**WORK ORDER**.
When a line of the entries contains "Mins", please list that line.

**Stored items**.
═══

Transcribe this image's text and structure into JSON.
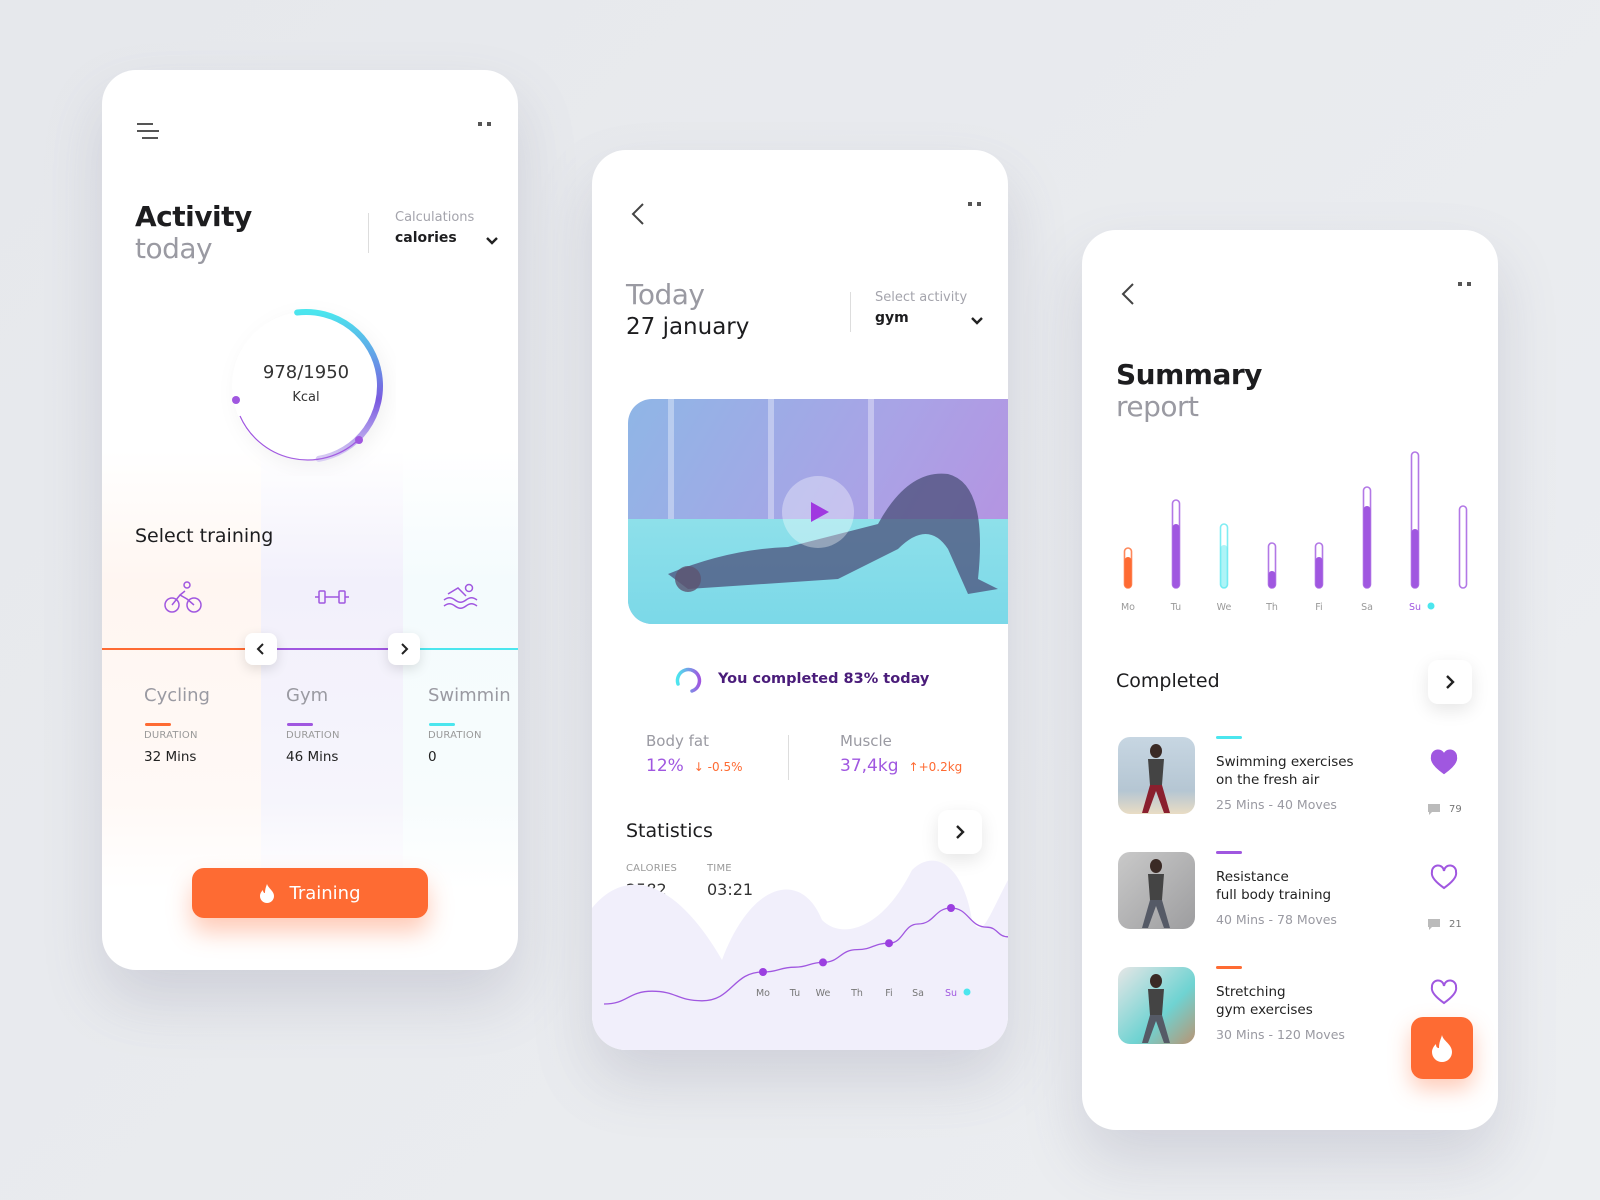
{
  "colors": {
    "orange": "#fe6b33",
    "purple": "#a057e0",
    "cyan": "#4be6ee",
    "dark_purple": "#4a1c7a"
  },
  "activity": {
    "icons": {
      "menu": "menu-icon",
      "more": "more-dots-icon"
    },
    "title_bold": "Activity",
    "title_light": "today",
    "calc_label": "Calculations",
    "calc_value": "calories",
    "ring": {
      "current": 978,
      "goal": 1950,
      "value_text": "978/1950",
      "unit": "Kcal"
    },
    "select_training": "Select training",
    "trainings": [
      {
        "name": "Cycling",
        "icon": "bicycle-icon",
        "duration_label": "DURATION",
        "duration": "32 Mins",
        "color": "#fe6b33"
      },
      {
        "name": "Gym",
        "icon": "dumbbell-icon",
        "duration_label": "DURATION",
        "duration": "46 Mins",
        "color": "#a057e0"
      },
      {
        "name": "Swimmin",
        "icon": "swimming-icon",
        "duration_label": "DURATION",
        "duration": "0",
        "color": "#4be6ee"
      }
    ],
    "training_button": "Training"
  },
  "today": {
    "title_light": "Today",
    "date": "27 january",
    "select_label": "Select activity",
    "select_value": "gym",
    "completed_text": "You completed 83% today",
    "completed_percent": 83,
    "body_fat": {
      "label": "Body fat",
      "value": "12%",
      "change": "-0.5%"
    },
    "muscle": {
      "label": "Muscle",
      "value": "37,4kg",
      "change": "+0.2kg"
    },
    "statistics": {
      "title": "Statistics",
      "calories_label": "CALORIES",
      "calories": "2582",
      "time_label": "TIME",
      "time": "03:21"
    }
  },
  "summary": {
    "title_bold": "Summary",
    "title_light": "report",
    "completed_title": "Completed",
    "items": [
      {
        "title1": "Swimming exercises",
        "title2": "on the fresh air",
        "meta": "25 Mins - 40 Moves",
        "comments": "79",
        "liked": true,
        "color": "#4be6ee"
      },
      {
        "title1": "Resistance",
        "title2": "full body training",
        "meta": "40 Mins - 78 Moves",
        "comments": "21",
        "liked": false,
        "color": "#a057e0"
      },
      {
        "title1": "Stretching",
        "title2": "gym exercises",
        "meta": "30 Mins - 120 Moves",
        "comments": "",
        "liked": false,
        "color": "#fe6b33"
      }
    ]
  },
  "chart_data": [
    {
      "type": "bar",
      "categories": [
        "Mo",
        "Tu",
        "We",
        "Th",
        "Fi",
        "Sa",
        "Su",
        ""
      ],
      "series": [
        {
          "values": [
            31,
            64,
            43,
            17,
            31,
            82,
            59,
            0
          ]
        }
      ],
      "goal": [
        40,
        88,
        64,
        45,
        45,
        101,
        136,
        82
      ],
      "bar_colors": [
        "#fe6b33",
        "#a057e0",
        "#4be6ee",
        "#a057e0",
        "#a057e0",
        "#a057e0",
        "#a057e0",
        "#a057e0"
      ],
      "highlight": "Su",
      "ylim": [
        0,
        140
      ],
      "grid": false
    },
    {
      "type": "line",
      "categories": [
        "Mo",
        "Tu",
        "We",
        "Th",
        "Fi",
        "Sa",
        "Su"
      ],
      "series": [
        {
          "values": [
            30,
            33,
            36,
            44,
            48,
            60,
            70
          ]
        }
      ],
      "markers": [
        "Mo",
        "We",
        "Fi",
        "Su"
      ],
      "highlight": "Su",
      "ylim": [
        0,
        100
      ],
      "grid": false
    }
  ]
}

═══

**TASK OUTPUT**.
        "duration": "32 Mins",
        "duration": "46 Mins",
        "meta": "25 Mins - 40 Moves",
        "meta": "40 Mins - 78 Moves",
        "meta": "30 Mins - 120 Moves",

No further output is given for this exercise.